An analytical model is developed and evaluated that describes the behavior of novel HPC applications with highly stochastic and dynamic resource requirements for both CPU and memory arising from fields like neuroscience, genome research and bioinformatics.
Significance and Impact
New applications that do not follow the traditional HPC model can now be deployed efficiently on large-scale systems without relying on inefficient ad-hoc solutions.
- The model describes applications as a chain of tasks each with probabilistic resource requirements based on as little as 10 runs and can adapt to shifts in behavior.
- Applications from fields doing exploratory research that do not fit the HPC model can optimize their submissions and request more realistic resources.
- Experiments for applications from the neuroscience department at the Vanderbilt university show an average improvement of 20-25% in response time.
Citation and DOI
A. Gainaru, B. Goglin, V. Honoré and G. Pallez, Profiles of Upcoming HPC Applications and Their Impact on Reservation Strategies in IEEE Transactions on Parallel and Distributed Systems, vol. 32, no. 5, pp. 1178-1190

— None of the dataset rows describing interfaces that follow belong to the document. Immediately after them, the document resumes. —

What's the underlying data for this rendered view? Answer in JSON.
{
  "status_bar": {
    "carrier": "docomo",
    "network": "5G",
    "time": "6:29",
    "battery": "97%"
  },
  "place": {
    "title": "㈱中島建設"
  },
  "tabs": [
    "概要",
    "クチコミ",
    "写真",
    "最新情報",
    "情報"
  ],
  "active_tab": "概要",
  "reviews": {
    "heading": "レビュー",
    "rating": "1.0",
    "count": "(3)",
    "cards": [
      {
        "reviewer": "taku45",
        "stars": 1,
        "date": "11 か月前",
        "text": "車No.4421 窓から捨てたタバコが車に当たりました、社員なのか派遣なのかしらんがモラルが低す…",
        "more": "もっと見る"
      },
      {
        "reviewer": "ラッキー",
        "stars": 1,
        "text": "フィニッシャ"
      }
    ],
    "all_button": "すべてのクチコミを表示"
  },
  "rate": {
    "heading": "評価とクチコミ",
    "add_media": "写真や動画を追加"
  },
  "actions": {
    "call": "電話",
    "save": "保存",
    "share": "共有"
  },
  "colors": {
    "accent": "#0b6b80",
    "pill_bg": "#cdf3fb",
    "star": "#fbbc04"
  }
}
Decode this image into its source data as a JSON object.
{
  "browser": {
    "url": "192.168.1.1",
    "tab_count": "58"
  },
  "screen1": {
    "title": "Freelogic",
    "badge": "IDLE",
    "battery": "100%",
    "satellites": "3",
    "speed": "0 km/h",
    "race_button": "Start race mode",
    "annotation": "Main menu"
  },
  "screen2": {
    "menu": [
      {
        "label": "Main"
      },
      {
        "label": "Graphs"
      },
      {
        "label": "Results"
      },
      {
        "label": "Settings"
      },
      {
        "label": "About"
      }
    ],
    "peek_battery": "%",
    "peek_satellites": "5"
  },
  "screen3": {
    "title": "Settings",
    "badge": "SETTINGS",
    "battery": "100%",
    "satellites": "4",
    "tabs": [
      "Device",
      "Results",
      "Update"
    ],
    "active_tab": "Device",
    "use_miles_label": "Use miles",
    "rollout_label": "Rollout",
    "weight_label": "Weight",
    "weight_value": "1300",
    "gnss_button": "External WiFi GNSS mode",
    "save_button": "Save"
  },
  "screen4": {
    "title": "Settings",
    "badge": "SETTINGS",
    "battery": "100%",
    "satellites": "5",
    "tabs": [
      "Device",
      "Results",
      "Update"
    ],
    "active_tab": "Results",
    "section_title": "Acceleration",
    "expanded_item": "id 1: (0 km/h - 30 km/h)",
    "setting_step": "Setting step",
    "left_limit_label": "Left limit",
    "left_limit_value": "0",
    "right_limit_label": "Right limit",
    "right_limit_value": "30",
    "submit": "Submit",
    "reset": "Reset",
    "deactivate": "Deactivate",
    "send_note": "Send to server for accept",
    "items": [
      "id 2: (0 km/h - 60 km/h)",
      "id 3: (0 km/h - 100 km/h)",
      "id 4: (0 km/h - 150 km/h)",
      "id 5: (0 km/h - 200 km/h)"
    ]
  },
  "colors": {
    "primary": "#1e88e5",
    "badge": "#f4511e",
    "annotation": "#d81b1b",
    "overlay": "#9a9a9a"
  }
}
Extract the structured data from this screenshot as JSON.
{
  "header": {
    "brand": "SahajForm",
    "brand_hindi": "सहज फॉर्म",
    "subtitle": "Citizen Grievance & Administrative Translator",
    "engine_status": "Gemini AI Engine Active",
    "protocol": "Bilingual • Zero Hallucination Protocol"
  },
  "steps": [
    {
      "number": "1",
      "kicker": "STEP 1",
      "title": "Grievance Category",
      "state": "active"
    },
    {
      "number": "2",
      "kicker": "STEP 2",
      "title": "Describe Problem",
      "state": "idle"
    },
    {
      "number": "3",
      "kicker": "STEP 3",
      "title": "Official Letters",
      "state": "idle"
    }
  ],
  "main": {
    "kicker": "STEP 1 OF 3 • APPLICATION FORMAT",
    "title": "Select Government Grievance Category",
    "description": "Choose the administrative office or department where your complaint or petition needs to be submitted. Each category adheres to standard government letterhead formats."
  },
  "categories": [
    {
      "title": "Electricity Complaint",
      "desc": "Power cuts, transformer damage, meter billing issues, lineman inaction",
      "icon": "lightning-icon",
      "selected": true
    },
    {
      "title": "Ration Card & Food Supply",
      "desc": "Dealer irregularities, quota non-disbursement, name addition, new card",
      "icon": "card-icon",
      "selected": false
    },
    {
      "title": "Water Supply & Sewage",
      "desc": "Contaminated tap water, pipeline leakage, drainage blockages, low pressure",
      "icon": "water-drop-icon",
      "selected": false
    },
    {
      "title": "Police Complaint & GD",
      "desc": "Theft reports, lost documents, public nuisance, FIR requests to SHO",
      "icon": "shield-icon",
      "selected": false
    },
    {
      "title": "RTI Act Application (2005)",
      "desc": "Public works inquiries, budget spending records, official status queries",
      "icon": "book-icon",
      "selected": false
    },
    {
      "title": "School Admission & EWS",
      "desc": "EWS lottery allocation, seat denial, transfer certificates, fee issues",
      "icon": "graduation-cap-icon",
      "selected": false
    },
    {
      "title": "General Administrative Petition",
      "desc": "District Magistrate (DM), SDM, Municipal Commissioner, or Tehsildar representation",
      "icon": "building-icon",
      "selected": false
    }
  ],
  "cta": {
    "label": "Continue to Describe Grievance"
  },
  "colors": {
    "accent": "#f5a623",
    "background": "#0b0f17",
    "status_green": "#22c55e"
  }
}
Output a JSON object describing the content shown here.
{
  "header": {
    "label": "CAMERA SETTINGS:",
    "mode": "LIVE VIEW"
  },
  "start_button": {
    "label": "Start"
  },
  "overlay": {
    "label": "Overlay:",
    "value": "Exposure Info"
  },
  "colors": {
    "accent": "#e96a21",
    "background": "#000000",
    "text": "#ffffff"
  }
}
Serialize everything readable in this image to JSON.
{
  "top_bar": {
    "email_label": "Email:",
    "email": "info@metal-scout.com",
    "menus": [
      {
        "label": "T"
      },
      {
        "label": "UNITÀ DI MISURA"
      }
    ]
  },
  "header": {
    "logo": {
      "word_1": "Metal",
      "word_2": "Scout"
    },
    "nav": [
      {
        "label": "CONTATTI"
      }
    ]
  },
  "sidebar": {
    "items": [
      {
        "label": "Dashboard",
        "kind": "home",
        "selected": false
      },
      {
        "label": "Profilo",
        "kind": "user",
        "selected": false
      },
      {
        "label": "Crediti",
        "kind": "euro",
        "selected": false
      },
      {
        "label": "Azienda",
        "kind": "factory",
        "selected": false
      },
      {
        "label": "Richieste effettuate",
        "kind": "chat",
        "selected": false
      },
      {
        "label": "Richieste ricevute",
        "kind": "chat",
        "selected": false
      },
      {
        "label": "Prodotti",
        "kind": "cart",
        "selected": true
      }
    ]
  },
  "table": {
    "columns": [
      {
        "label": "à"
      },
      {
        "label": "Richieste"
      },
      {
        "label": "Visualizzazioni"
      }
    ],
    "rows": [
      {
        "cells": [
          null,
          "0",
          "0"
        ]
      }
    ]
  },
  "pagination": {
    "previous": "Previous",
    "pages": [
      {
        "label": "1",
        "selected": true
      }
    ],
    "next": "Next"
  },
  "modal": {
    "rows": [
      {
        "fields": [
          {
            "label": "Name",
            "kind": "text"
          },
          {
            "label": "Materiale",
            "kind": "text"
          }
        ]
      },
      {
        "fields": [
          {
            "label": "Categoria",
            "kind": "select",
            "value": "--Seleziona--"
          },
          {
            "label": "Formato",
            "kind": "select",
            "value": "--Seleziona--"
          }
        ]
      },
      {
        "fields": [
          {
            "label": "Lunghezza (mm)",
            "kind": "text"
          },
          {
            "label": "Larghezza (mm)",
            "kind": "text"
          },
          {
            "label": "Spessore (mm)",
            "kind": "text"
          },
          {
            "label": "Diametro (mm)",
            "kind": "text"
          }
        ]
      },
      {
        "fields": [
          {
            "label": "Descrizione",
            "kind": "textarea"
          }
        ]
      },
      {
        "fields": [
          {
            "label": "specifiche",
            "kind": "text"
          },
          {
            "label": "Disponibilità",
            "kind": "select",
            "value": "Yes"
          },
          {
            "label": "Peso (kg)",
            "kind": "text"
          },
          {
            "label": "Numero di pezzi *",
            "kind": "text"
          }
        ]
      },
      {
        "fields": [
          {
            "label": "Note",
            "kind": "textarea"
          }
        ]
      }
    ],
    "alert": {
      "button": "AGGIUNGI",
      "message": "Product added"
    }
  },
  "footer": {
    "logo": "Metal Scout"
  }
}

New applications with different profiles are starting to require the computational power of HPC infrastructures. This study aims to better understanding the features and needs of these applications in order to be able to run them efficiently on HPC platforms. For this purpose the Spatially Localized Atlas Network Tiles application (SLANT, originating from the neuroscience community) has been chosen for analysis by investigating in details its resource requirements within one run and across multiple runs with different input data. Based on these observations, we derive a generic, yet simple, application model (namely, a linear sequence of stochastic jobs). We expect this model to be representative for a large set of upcoming applications from emerging fields that start to require the computational power of HPC clusters without fitting the typical behavior of large-scale traditional applications.
We then apply this generic model in a scheduling framework. Specifically we consider the problem of making reservations (both time and memory) for an execution on an HPC platform based on the application expected resource requirements. We experimentally show the robustness of the model, even with very few data points or when using another application to generate the model, and provide performance gains with regards to standard and more recent approaches used in the neuroscience community.
Last Updated: January 20, 2021 - 10:48 am